the ghost of time has been with me throughout the last year. it has become a structuring device. an organizing framework for sense-making. it allows me to time travel. so I did last Sunday night – my neighbour’s loud and evident love at 4 am for put me firmly at a table, at the entrance of the t-keller with some rioja and him, some time in 1999; and as the associations tumbled along, it was a year and one day that I sat in the kitchen of the white room and suddenly had words for that restlessness in my body and my heart. a restlessness intermingling with fear. not the ordinary fear of the world outside but the ordinary fear of the world inside. in fact, the fear of that restlessness. that there would only ever be restlessness. that at all crucial moments in time, these would be inscribed by restlessness. those sensations that travel from my gut up to the back of my throat, shedding adrenaline through my body, making it tingle everywhere.

high alertness and yet nowhere to move.

the ghost of time as expression of a past as it inflected on the future in the very present. it is my specific time travel: backwards and forwards and then let it all collapse into the now. has noone ever thought of this before?

once the words were written at the kitchen table while it was getting dark outside, they took concrete form. rather than another pdf on my hard drive, they called for moving further, onto paper, into print and illustration. that transformation of the bodily sensation into external document was deliberate. as I had written about taking pictures to the framer and thereby externalising them, giving them their own subject being – one so much less owned by me, so was this.

it was a gift, a memento (and so much mori), to him, but even more so to myself. psychoanalysis has probably clearly defined terms for such externalising of loss and grief. it becomes material and thus separate from the self.

looking back at the traces on the blog I am surprised how it also became intimately tied up with my departure – a physical and a mental one during October and November. looking at the posts I don’t remember several of them – if the presence is so full, I find that it leaves little space to be remembered in detail later. so while I was leaving and yet staying, the ghost of time did precisely that: it ghosted my time in absence. marked out a space of loss in the present that was past while I was practising the future. looking back at this I feel intensely grateful. for having taken it so serious for all those years. those years were important. and for this departure.

so, the ghost is alive. it has a name, a cover and a blue dust jacket. in all this he’s circulating – circulating without me, on his own. as much as there is continuity in the memory of loss, there can be other continuities. I am aware of how they are wilfully productive: productive of all kinds of conciliatory and soothing emotions. as if the world operated as a tit for tat.

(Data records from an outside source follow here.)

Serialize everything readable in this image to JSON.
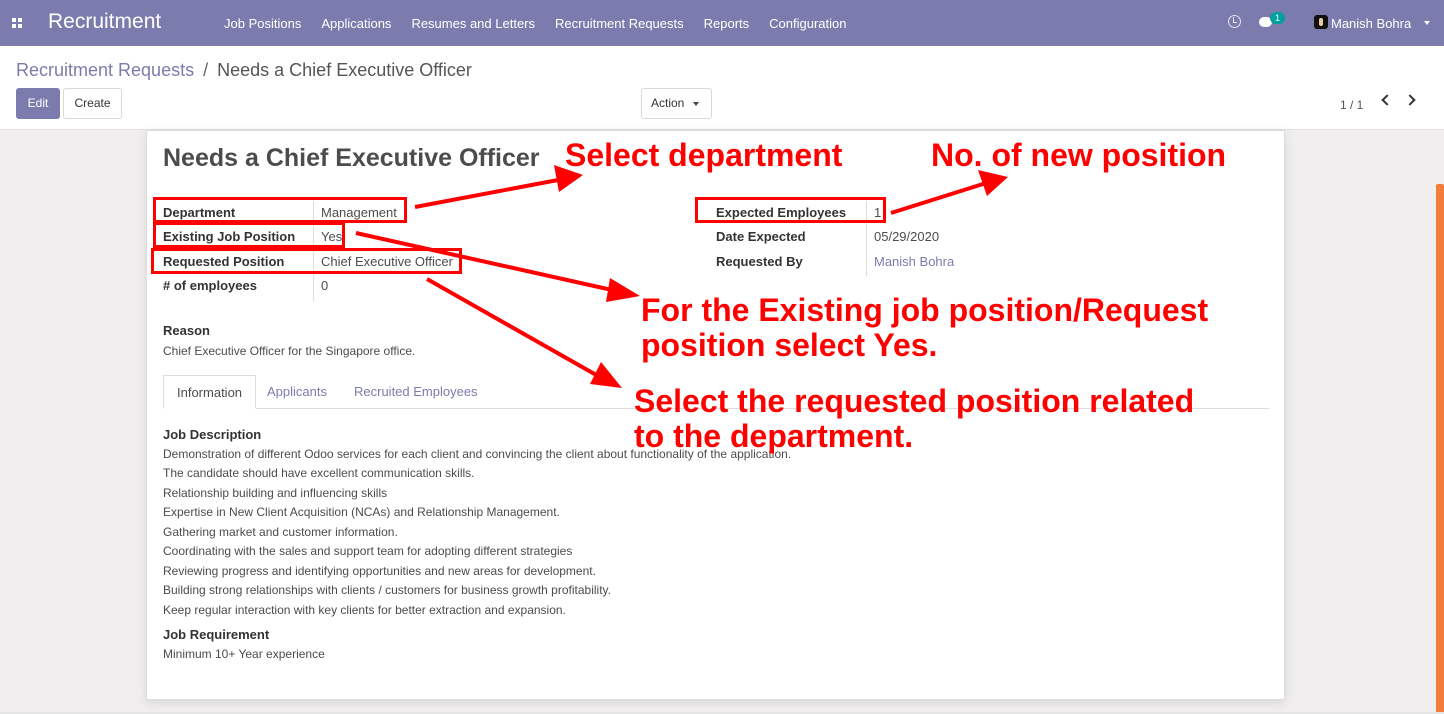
{
  "navbar": {
    "brand": "Recruitment",
    "menu": [
      "Job Positions",
      "Applications",
      "Resumes and Letters",
      "Recruitment Requests",
      "Reports",
      "Configuration"
    ],
    "chat_count": "1",
    "user_name": "Manish Bohra"
  },
  "breadcrumb": {
    "parent": "Recruitment Requests",
    "separator": "/",
    "current": "Needs a Chief Executive Officer"
  },
  "buttons": {
    "edit": "Edit",
    "create": "Create",
    "action": "Action"
  },
  "pager": "1 / 1",
  "form": {
    "title": "Needs a Chief Executive Officer",
    "left_fields": [
      {
        "label": "Department",
        "value": "Management"
      },
      {
        "label": "Existing Job Position",
        "value": "Yes"
      },
      {
        "label": "Requested Position",
        "value": "Chief Executive Officer"
      },
      {
        "label": "# of employees",
        "value": "0"
      }
    ],
    "right_fields": [
      {
        "label": "Expected Employees",
        "value": "1"
      },
      {
        "label": "Date Expected",
        "value": "05/29/2020"
      },
      {
        "label": "Requested By",
        "value": "Manish Bohra"
      }
    ],
    "reason_label": "Reason",
    "reason": "Chief Executive Officer for the Singapore office.",
    "tabs": [
      "Information",
      "Applicants",
      "Recruited Employees"
    ],
    "job_description_label": "Job Description",
    "job_description": [
      "Demonstration of different Odoo services for each client and convincing the client about functionality of the application.",
      "The candidate should have excellent communication skills.",
      "Relationship building and influencing skills",
      "Expertise in New Client Acquisition (NCAs) and Relationship Management.",
      "Gathering market and customer information.",
      "Coordinating with the sales and support team for adopting different strategies",
      "Reviewing progress and identifying opportunities and new areas for development.",
      "Building strong relationships with clients / customers for business growth profitability.",
      "Keep regular interaction with key clients for better extraction and expansion."
    ],
    "job_requirement_label": "Job Requirement",
    "job_requirement": "Minimum 10+ Year experience"
  },
  "annotations": {
    "select_department": "Select department",
    "new_position": "No. of new position",
    "existing_line1": "For the Existing job position/Request",
    "existing_line2": "position select Yes.",
    "requested_line1": "Select the requested position related",
    "requested_line2": "to the department.",
    "color": "#ff0000"
  },
  "colors": {
    "navbar": "#7c7bad",
    "link": "#7c7bad",
    "annotation": "#ff0000"
  }
}
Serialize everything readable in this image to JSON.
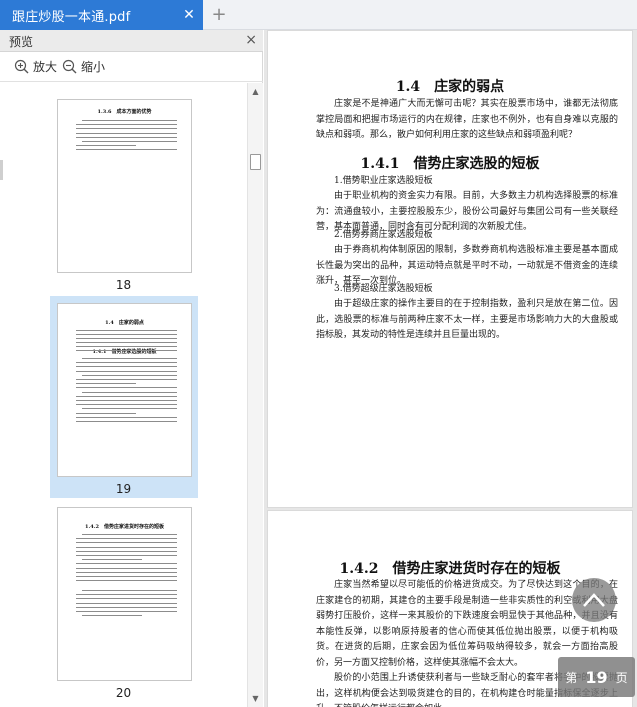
{
  "tab": {
    "title": "跟庄炒股一本通.pdf",
    "close_icon": "close-icon"
  },
  "new_tab_label": "+",
  "sidebar": {
    "title": "预览",
    "close_label": "×",
    "zoom_in": "放大",
    "zoom_out": "缩小",
    "thumbnails": [
      {
        "page": "18",
        "heading": "1.3.6　成本方面的优势"
      },
      {
        "page": "19",
        "heading": "1.4　庄家的弱点",
        "subheading": "1.4.1　借势庄家选股的短板",
        "selected": true
      },
      {
        "page": "20",
        "heading": "1.4.2　借势庄家进货时存在的短板"
      }
    ]
  },
  "document": {
    "page1": {
      "section_title": "1.4　庄家的弱点",
      "intro": "庄家是不是神通广大而无懈可击呢？其实在股票市场中，谁都无法彻底掌控局面和把握市场运行的内在规律，庄家也不例外，也有自身难以克服的缺点和弱项。那么，散户如何利用庄家的这些缺点和弱项盈利呢？",
      "subsection_title": "1.4.1　借势庄家选股的短板",
      "item1_title": "1.借势职业庄家选股短板",
      "item1_body": "由于职业机构的资金实力有限。目前，大多数主力机构选择股票的标准为：流通盘较小，主要控股股东少，股份公司最好与集团公司有一些关联经营，基本面普通，同时含有可分配利润的次新股尤佳。",
      "item2_title": "2.借势券商庄家选股短板",
      "item2_body": "由于券商机构体制原因的限制，多数券商机构选股标准主要是基本面成长性最为突出的品种，其运动特点就是平时不动，一动就是不借资金的连续涨升，甚至一次到位。",
      "item3_title": "3.借势超级庄家选股短板",
      "item3_body": "由于超级庄家的操作主要目的在于控制指数，盈利只是放在第二位。因此，选股票的标准与前两种庄家不太一样，主要是市场影响力大的大盘股或指标股，其发动的特性是连续并且巨量出现的。"
    },
    "page2": {
      "section_title": "1.4.2　借势庄家进货时存在的短板",
      "para1": "庄家当然希望以尽可能低的价格进货成交。为了尽快达到这个目的，在庄家建仓的初期，其建仓的主要手段是制造一些非实质性的利空或利用大盘弱势打压股价，这样一来其股价的下跌速度会明显快于其他品种，并且没有本能性反弹，以影响原持股者的信心而使其低位抛出股票，以便于机构吸货。在进货的后期，庄家会因为低位筹码吸纳得较多，就会一方面抬高股价，另一方面又控制价格，这样使其涨幅不会太大。",
      "para2": "股价的小范围上升诱使获利者与一些缺乏耐心的套牢者将手中的股票抛出，这样机构便会达到吸货建仓的目的，在机构建仓时能量指标保全逐步上升，不管股价怎样运行都会如此。"
    }
  },
  "page_indicator": {
    "prefix": "第",
    "number": "19",
    "suffix": "页"
  }
}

I was going to write some more about the sense-making of one’s experiences by others. but, as often, i. has provided me with good questions which in the process reveal much more about my own sense-making than that of others. inspiration can work through all sorts of ways and produce all kinds of resonances. it is not as such an indicator for trying to trace authenticity. it only serves a reminder to myself who the ghost of time will always be for me. a moment in the past that restructures all possible futures in any present.

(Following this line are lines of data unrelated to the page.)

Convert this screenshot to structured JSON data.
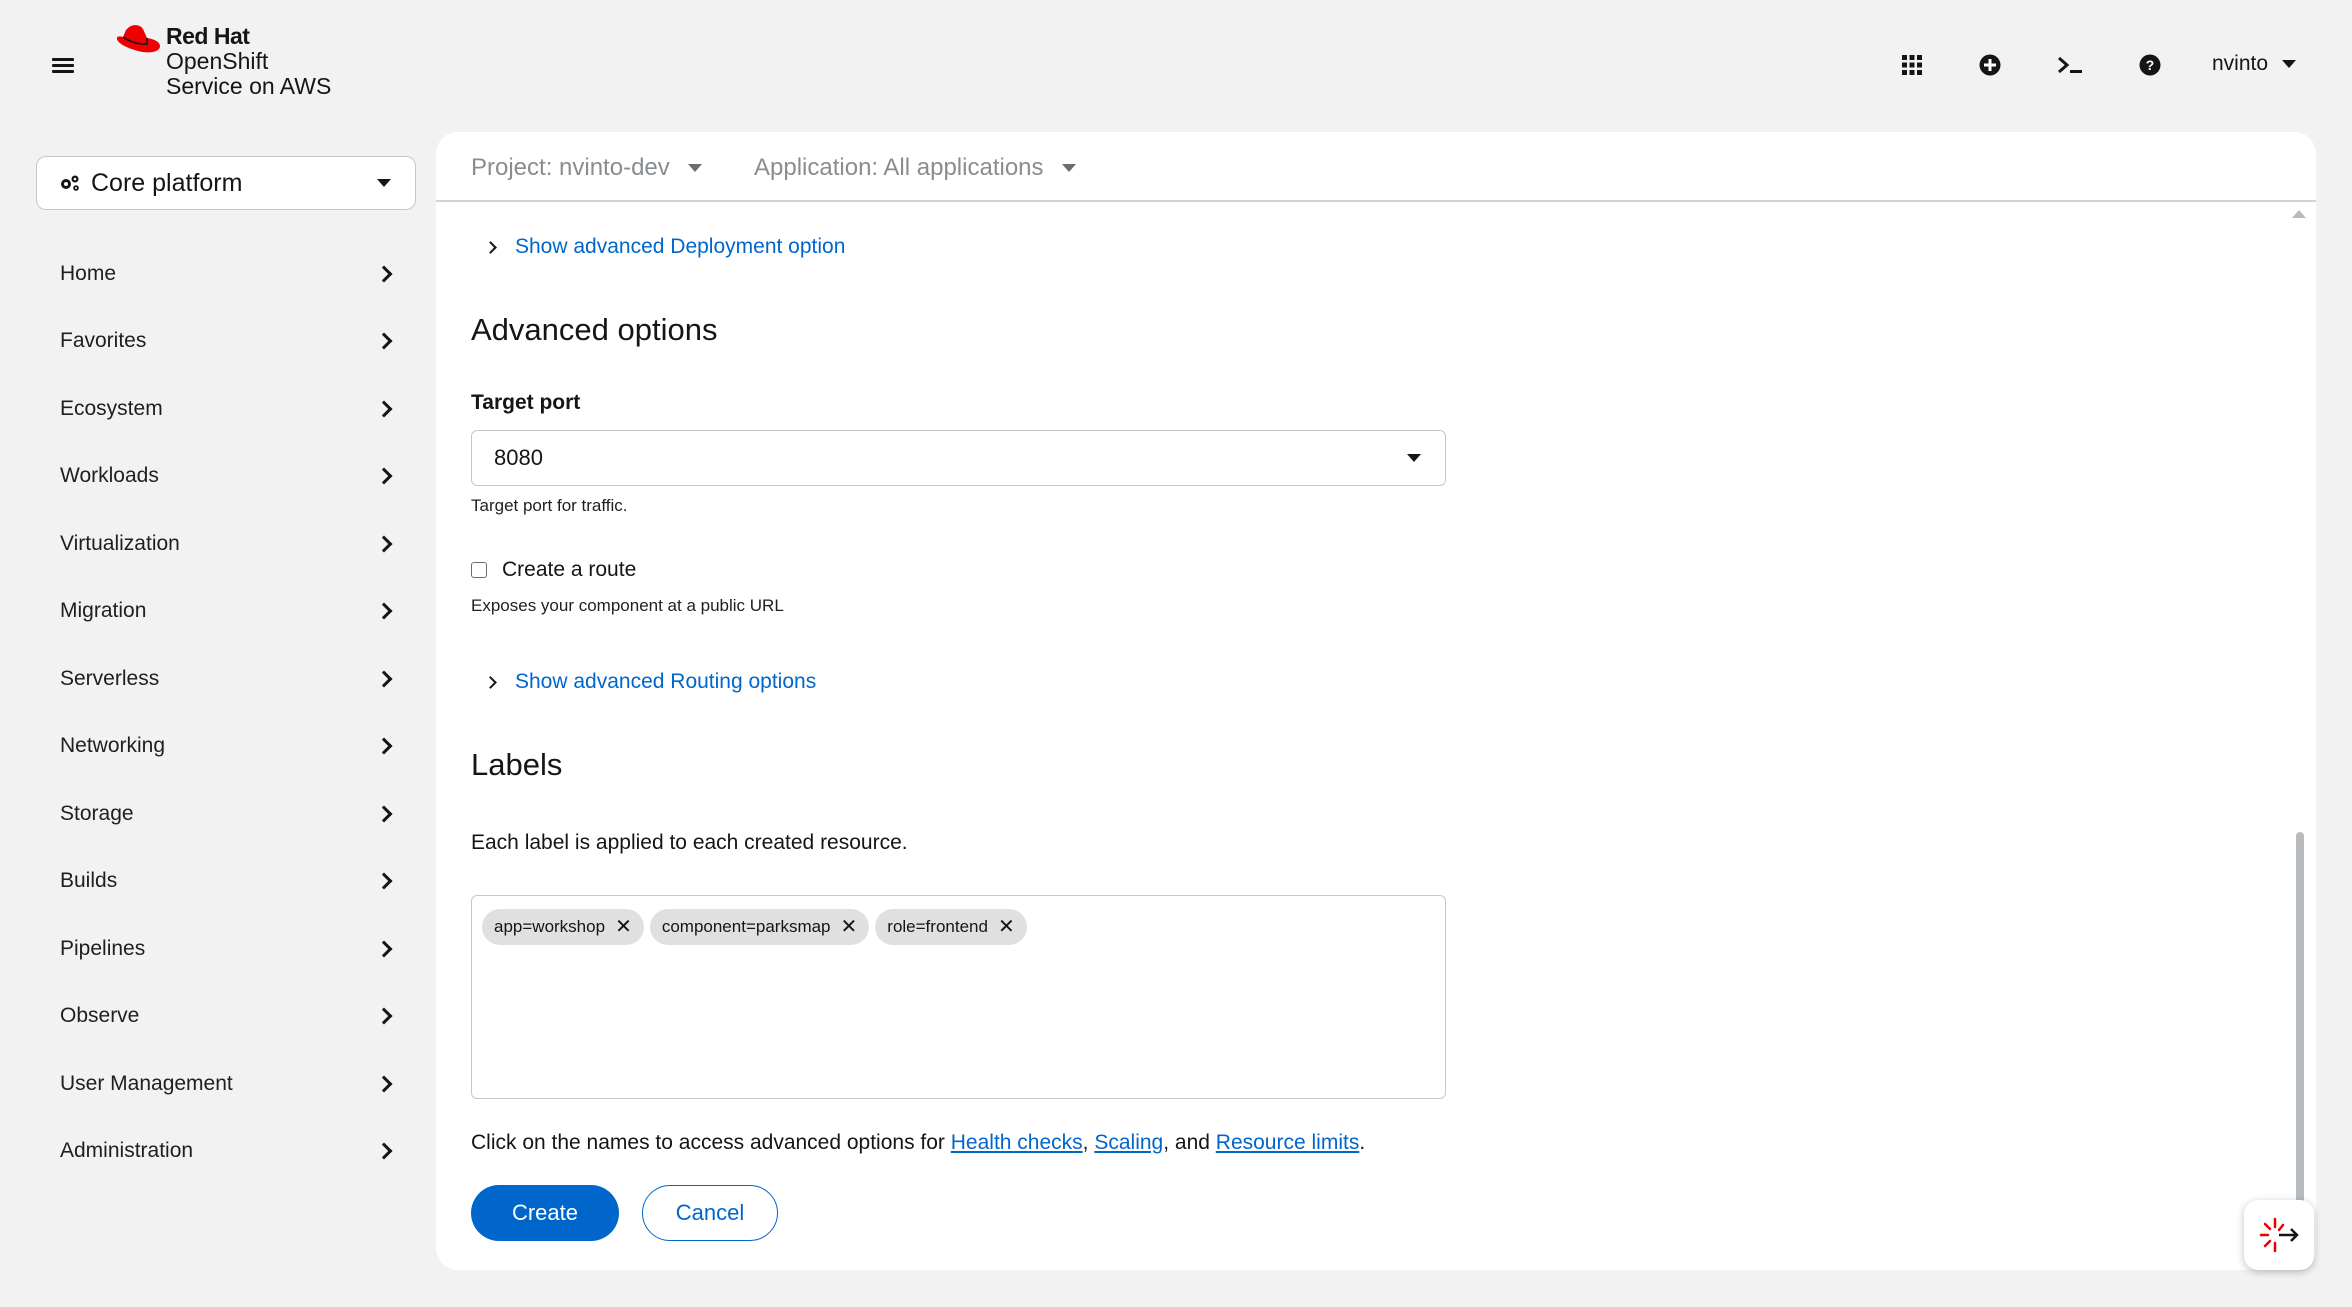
{
  "masthead": {
    "logo_brand": "Red Hat",
    "logo_product_line1": "OpenShift",
    "logo_product_line2": "Service on AWS",
    "username": "nvinto",
    "icons": [
      "hamburger-icon",
      "app-launcher-icon",
      "quick-create-icon",
      "terminal-icon",
      "help-icon"
    ]
  },
  "sidebar": {
    "perspective": "Core platform",
    "items": [
      {
        "label": "Home"
      },
      {
        "label": "Favorites"
      },
      {
        "label": "Ecosystem"
      },
      {
        "label": "Workloads"
      },
      {
        "label": "Virtualization"
      },
      {
        "label": "Migration"
      },
      {
        "label": "Serverless"
      },
      {
        "label": "Networking"
      },
      {
        "label": "Storage"
      },
      {
        "label": "Builds"
      },
      {
        "label": "Pipelines"
      },
      {
        "label": "Observe"
      },
      {
        "label": "User Management"
      },
      {
        "label": "Administration"
      }
    ]
  },
  "context": {
    "project": "Project: nvinto-dev",
    "application": "Application: All applications"
  },
  "form": {
    "deployment_expander": "Show advanced Deployment option",
    "advanced_title": "Advanced options",
    "target_port_label": "Target port",
    "target_port_value": "8080",
    "target_port_helper": "Target port for traffic.",
    "create_route_label": "Create a route",
    "create_route_checked": false,
    "create_route_helper": "Exposes your component at a public URL",
    "routing_expander": "Show advanced Routing options",
    "labels_title": "Labels",
    "labels_desc": "Each label is applied to each created resource.",
    "labels": [
      {
        "text": "app=workshop"
      },
      {
        "text": "component=parksmap"
      },
      {
        "text": "role=frontend"
      }
    ],
    "advanced_text_prefix": "Click on the names to access advanced options for ",
    "link_health": "Health checks",
    "sep1": ", ",
    "link_scaling": "Scaling",
    "sep2": ", and ",
    "link_limits": "Resource limits",
    "suffix": ".",
    "create_label": "Create",
    "cancel_label": "Cancel"
  },
  "colors": {
    "accent": "#0066cc",
    "redhat_red": "#ee0000",
    "background": "#f2f2f2"
  }
}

so, why not have some more of this. another glass of wine?

Wednesday, 8 September 2010


... just turned into a doing word.

don't quite know why. but viewing weather forcasts is generally an integral part of my vorfreuding. so, i just looked out for this one:

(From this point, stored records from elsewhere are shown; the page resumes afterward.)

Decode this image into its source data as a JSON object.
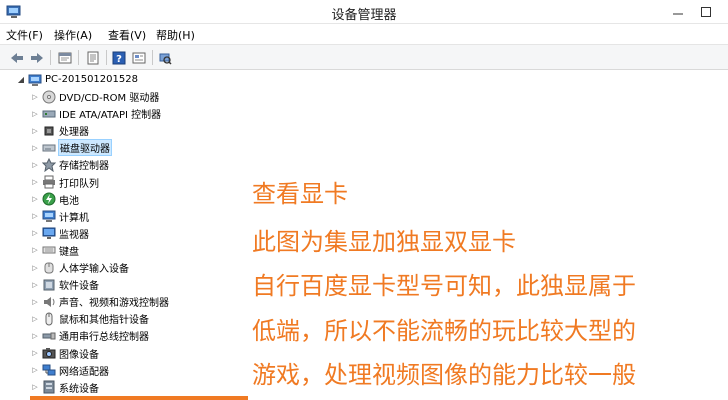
{
  "window": {
    "title": "设备管理器"
  },
  "menu": [
    "文件(F)",
    "操作(A)",
    "查看(V)",
    "帮助(H)"
  ],
  "toolbar": [
    "back-icon",
    "forward-icon",
    "properties-icon",
    "view-icon",
    "help-icon",
    "device-view-icon",
    "scan-hardware-icon"
  ],
  "tree": {
    "root": "PC-201501201528",
    "items": [
      {
        "label": "DVD/CD-ROM 驱动器",
        "icon": "dvd-icon"
      },
      {
        "label": "IDE ATA/ATAPI 控制器",
        "icon": "ide-controller-icon"
      },
      {
        "label": "处理器",
        "icon": "processor-icon"
      },
      {
        "label": "磁盘驱动器",
        "icon": "disk-drive-icon"
      },
      {
        "label": "存储控制器",
        "icon": "storage-controller-icon"
      },
      {
        "label": "打印队列",
        "icon": "printer-icon"
      },
      {
        "label": "电池",
        "icon": "battery-icon"
      },
      {
        "label": "计算机",
        "icon": "computer-icon"
      },
      {
        "label": "监视器",
        "icon": "monitor-icon"
      },
      {
        "label": "键盘",
        "icon": "keyboard-icon"
      },
      {
        "label": "人体学输入设备",
        "icon": "hid-icon"
      },
      {
        "label": "软件设备",
        "icon": "software-device-icon"
      },
      {
        "label": "声音、视频和游戏控制器",
        "icon": "sound-icon"
      },
      {
        "label": "鼠标和其他指针设备",
        "icon": "mouse-icon"
      },
      {
        "label": "通用串行总线控制器",
        "icon": "usb-icon"
      },
      {
        "label": "图像设备",
        "icon": "imaging-icon"
      },
      {
        "label": "网络适配器",
        "icon": "network-icon"
      },
      {
        "label": "系统设备",
        "icon": "system-device-icon"
      }
    ]
  },
  "annotation": {
    "lines": [
      "查看显卡",
      "此图为集显加独显双显卡",
      "自行百度显卡型号可知，此独显属于",
      "低端，所以不能流畅的玩比较大型的",
      "游戏，处理视频图像的能力比较一般"
    ],
    "color": "#f07a23"
  }
}
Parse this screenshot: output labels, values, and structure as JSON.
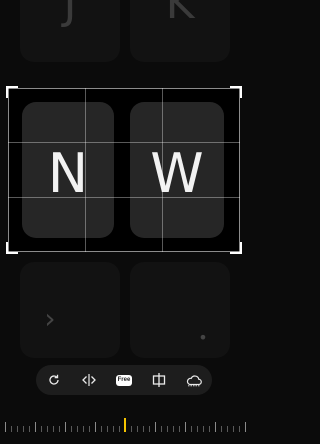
{
  "keyboard": {
    "top_keys": [
      "J",
      "K"
    ],
    "crop_keys": [
      "N",
      "W"
    ],
    "side_glyph": "›",
    "dot_glyph": "•"
  },
  "toolbar": {
    "tools": [
      {
        "name": "rotate",
        "icon": "rotate-icon"
      },
      {
        "name": "flip-horizontal",
        "icon": "flip-horizontal-icon"
      },
      {
        "name": "free-aspect",
        "icon": "free-aspect-icon",
        "label": "Free"
      },
      {
        "name": "crop-ratio",
        "icon": "crop-ratio-icon"
      },
      {
        "name": "eraser",
        "icon": "eraser-icon"
      }
    ]
  },
  "colors": {
    "background": "#0b0b0b",
    "toolbar": "#1d1d1d",
    "dial_indicator": "#f5c400"
  }
}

and then remembered that one:

not that much difference between them, is there. only thing is that the top one is heading towards autumn - more rain, less warmth and the bottom one towards spring. och well... autumn seems a good time to visit. forcast number one will be in presence in just over ten days.

Saturday, 4 September 2010

more movement

... in poses and on paper. human form this time and no chickens in sight.